Work request: Would you return the material below exactly, with no line left out?

Entries shown:
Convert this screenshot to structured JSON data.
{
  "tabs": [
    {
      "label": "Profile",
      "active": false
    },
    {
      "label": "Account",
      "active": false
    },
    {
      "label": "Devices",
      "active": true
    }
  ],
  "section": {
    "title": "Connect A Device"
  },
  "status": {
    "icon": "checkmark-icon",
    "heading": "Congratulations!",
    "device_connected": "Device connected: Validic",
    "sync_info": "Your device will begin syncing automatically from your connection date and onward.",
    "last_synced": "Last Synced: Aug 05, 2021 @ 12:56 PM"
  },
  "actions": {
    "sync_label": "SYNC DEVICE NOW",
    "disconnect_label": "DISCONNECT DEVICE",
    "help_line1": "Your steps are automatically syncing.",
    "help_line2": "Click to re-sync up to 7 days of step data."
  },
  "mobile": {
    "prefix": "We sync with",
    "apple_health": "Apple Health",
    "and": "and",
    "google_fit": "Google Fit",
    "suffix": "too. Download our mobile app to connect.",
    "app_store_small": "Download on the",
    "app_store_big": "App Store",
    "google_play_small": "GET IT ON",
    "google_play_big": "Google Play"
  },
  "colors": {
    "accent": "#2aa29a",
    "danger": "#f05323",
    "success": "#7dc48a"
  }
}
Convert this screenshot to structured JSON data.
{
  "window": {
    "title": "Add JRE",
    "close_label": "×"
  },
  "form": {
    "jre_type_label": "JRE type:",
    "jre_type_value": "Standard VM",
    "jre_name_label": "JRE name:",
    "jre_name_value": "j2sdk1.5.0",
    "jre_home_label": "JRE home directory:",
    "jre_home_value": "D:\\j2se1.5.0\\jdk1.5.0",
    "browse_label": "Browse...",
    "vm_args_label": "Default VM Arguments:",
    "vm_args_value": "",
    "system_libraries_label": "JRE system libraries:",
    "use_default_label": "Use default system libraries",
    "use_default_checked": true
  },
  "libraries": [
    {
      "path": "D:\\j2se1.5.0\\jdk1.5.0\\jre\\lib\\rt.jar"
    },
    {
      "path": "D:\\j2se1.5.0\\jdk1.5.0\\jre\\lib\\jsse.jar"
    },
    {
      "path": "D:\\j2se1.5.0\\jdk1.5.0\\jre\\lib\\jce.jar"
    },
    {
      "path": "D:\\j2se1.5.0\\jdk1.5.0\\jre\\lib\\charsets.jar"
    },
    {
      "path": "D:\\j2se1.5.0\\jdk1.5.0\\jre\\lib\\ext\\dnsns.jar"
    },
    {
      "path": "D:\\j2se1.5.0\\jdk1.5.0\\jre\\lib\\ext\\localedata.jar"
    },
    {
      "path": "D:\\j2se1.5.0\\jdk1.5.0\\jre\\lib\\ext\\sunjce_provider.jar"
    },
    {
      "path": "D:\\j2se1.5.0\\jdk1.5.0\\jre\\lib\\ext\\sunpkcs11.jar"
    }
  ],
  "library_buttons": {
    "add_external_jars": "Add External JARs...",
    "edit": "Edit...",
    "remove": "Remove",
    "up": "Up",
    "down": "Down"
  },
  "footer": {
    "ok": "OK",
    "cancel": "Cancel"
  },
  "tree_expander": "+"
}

Solution below:
Convert this screenshot to structured JSON data.
{
  "tabs": [
    {
      "label": "Profile",
      "active": false
    },
    {
      "label": "Account",
      "active": false
    },
    {
      "label": "Devices",
      "active": true
    }
  ],
  "section": {
    "title": "Connect A Device"
  },
  "status": {
    "icon": "checkmark-icon",
    "heading": "Congratulations!",
    "device_connected": "Device connected: Validic",
    "sync_info": "Your device will begin syncing automatically from your connection date and onward.",
    "last_synced": "Last Synced: Aug 05, 2021 @ 12:56 PM"
  },
  "actions": {
    "sync_label": "SYNC DEVICE NOW",
    "disconnect_label": "DISCONNECT DEVICE",
    "help_line1": "Your steps are automatically syncing.",
    "help_line2": "Click to re-sync up to 7 days of step data."
  },
  "mobile": {
    "prefix": "We sync with",
    "apple_health": "Apple Health",
    "and": "and",
    "google_fit": "Google Fit",
    "suffix": "too. Download our mobile app to connect.",
    "app_store_small": "Download on the",
    "app_store_big": "App Store",
    "google_play_small": "GET IT ON",
    "google_play_big": "Google Play"
  },
  "colors": {
    "accent": "#2aa29a",
    "danger": "#f05323",
    "success": "#7dc48a"
  }
}
Convert this screenshot to structured JSON data.
{
  "window": {
    "title": "Add JRE",
    "close_label": "×"
  },
  "form": {
    "jre_type_label": "JRE type:",
    "jre_type_value": "Standard VM",
    "jre_name_label": "JRE name:",
    "jre_name_value": "j2sdk1.5.0",
    "jre_home_label": "JRE home directory:",
    "jre_home_value": "D:\\j2se1.5.0\\jdk1.5.0",
    "browse_label": "Browse...",
    "vm_args_label": "Default VM Arguments:",
    "vm_args_value": "",
    "system_libraries_label": "JRE system libraries:",
    "use_default_label": "Use default system libraries",
    "use_default_checked": true
  },
  "libraries": [
    {
      "path": "D:\\j2se1.5.0\\jdk1.5.0\\jre\\lib\\rt.jar"
    },
    {
      "path": "D:\\j2se1.5.0\\jdk1.5.0\\jre\\lib\\jsse.jar"
    },
    {
      "path": "D:\\j2se1.5.0\\jdk1.5.0\\jre\\lib\\jce.jar"
    },
    {
      "path": "D:\\j2se1.5.0\\jdk1.5.0\\jre\\lib\\charsets.jar"
    },
    {
      "path": "D:\\j2se1.5.0\\jdk1.5.0\\jre\\lib\\ext\\dnsns.jar"
    },
    {
      "path": "D:\\j2se1.5.0\\jdk1.5.0\\jre\\lib\\ext\\localedata.jar"
    },
    {
      "path": "D:\\j2se1.5.0\\jdk1.5.0\\jre\\lib\\ext\\sunjce_provider.jar"
    },
    {
      "path": "D:\\j2se1.5.0\\jdk1.5.0\\jre\\lib\\ext\\sunpkcs11.jar"
    }
  ],
  "library_buttons": {
    "add_external_jars": "Add External JARs...",
    "edit": "Edit...",
    "remove": "Remove",
    "up": "Up",
    "down": "Down"
  },
  "footer": {
    "ok": "OK",
    "cancel": "Cancel"
  },
  "tree_expander": "+"
}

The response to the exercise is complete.